The Winchester Discovery Centre, Jewry Street, Winchester, SO23 8SB
People can find out about and ask questions about why it was that the speech of a North Sea island has become the global language, why Her Majesty doesn’t speak like a Hampshire farmer, and what Winchester’s got to do with it.
Right here in Winchester, the English Language is the greatest treasure of our heritage. It is our greatest gift to ourselves and our greatest gift to the world. Come to the Discovery Centre on 13 September and find out all about it. Ask questions. Why has the speech of a North Sea island has become the global language? Why doesn’t Her Majesty speak like a Hampshire farmer?

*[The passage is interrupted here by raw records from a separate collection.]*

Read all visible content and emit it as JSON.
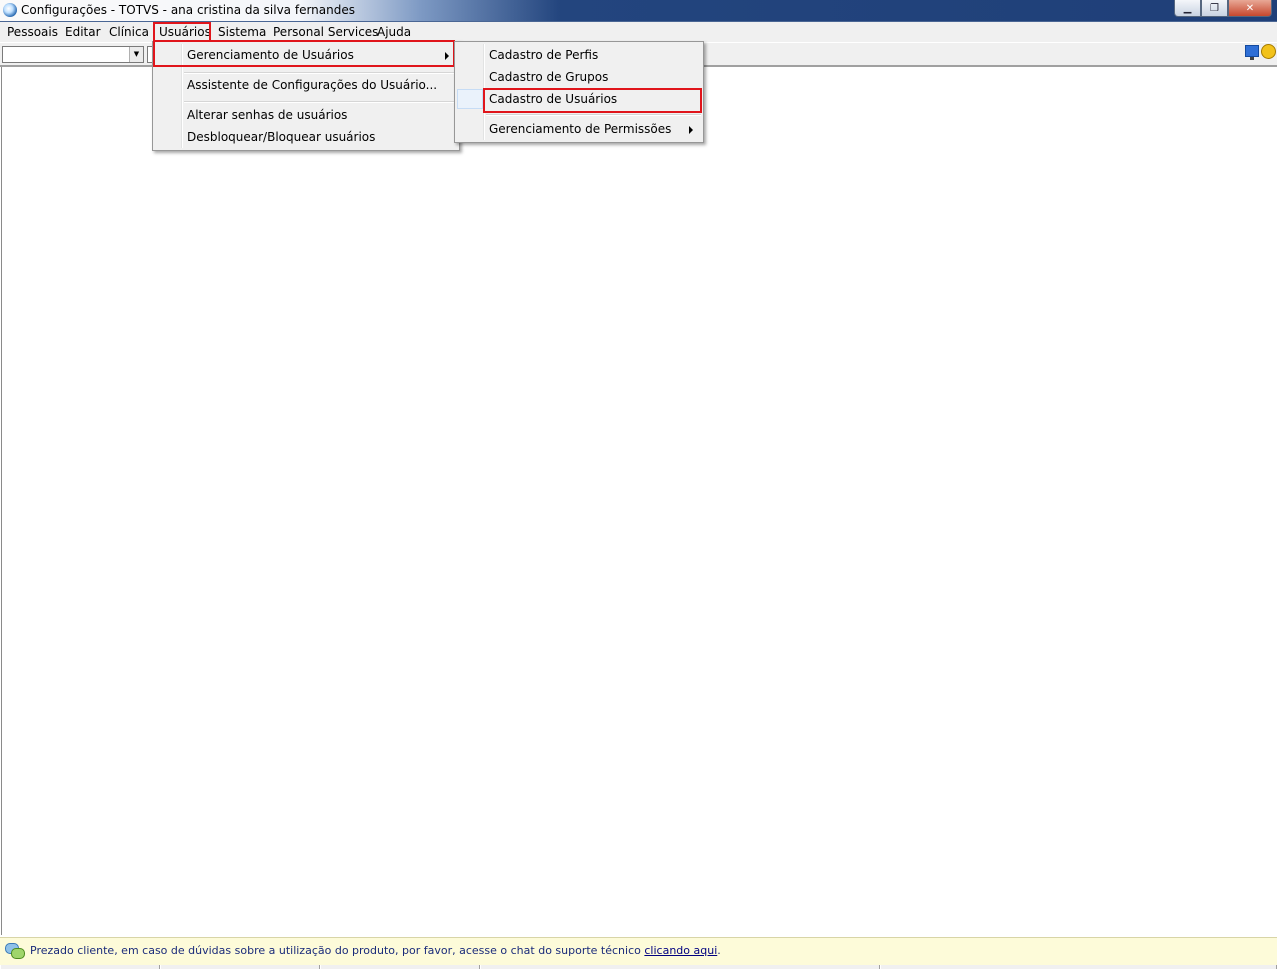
{
  "window": {
    "title": "Configurações - TOTVS - ana cristina da silva fernandes",
    "icon": "app-globe-icon",
    "buttons": {
      "minimize": "▁",
      "restore": "❐",
      "close": "✕"
    }
  },
  "menubar": {
    "items": [
      "Pessoais",
      "Editar",
      "Clínica",
      "Usuários",
      "Sistema",
      "Personal Services",
      "Ajuda"
    ],
    "open_menu": "Usuários"
  },
  "usuarios_menu": {
    "items": [
      "Gerenciamento de Usuários",
      "Assistente de Configurações do Usuário...",
      "Alterar senhas de usuários",
      "Desbloquear/Bloquear usuários"
    ]
  },
  "gerenciamento_submenu": {
    "items": [
      "Cadastro de Perfis",
      "Cadastro de Grupos",
      "Cadastro de Usuários",
      "Gerenciamento de Permissões"
    ]
  },
  "status": {
    "message": "Prezado cliente, em caso de dúvidas sobre a utilização do produto, por favor, acesse o chat do suporte técnico ",
    "link": "clicando aqui",
    "after": "."
  },
  "colors": {
    "highlight_box": "#e0151b",
    "status_background": "#fdfbd9",
    "menu_background": "#f0f0f0"
  }
}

And what Winchester’s got to do with it?
What was once the tongue of Angles, Saxons, and Jutes on a North Sea island fifteen hundred years ago has become the language of almost two billion people. ‘What seems to me to be happening’, says Salman Rushdie, ‘is that those people who were once colonized by the language are now rapidly remaking it, domesticating it, becoming more and more relaxed about the way they use it - assisted by the English language’s enormous flexibility and size, they are carving out large territories for themselves within its frontiers.’
The English Project puts scholarship at the service of the public to show where the English language is going as well as where it has come from.
Booking opens 7th August for this event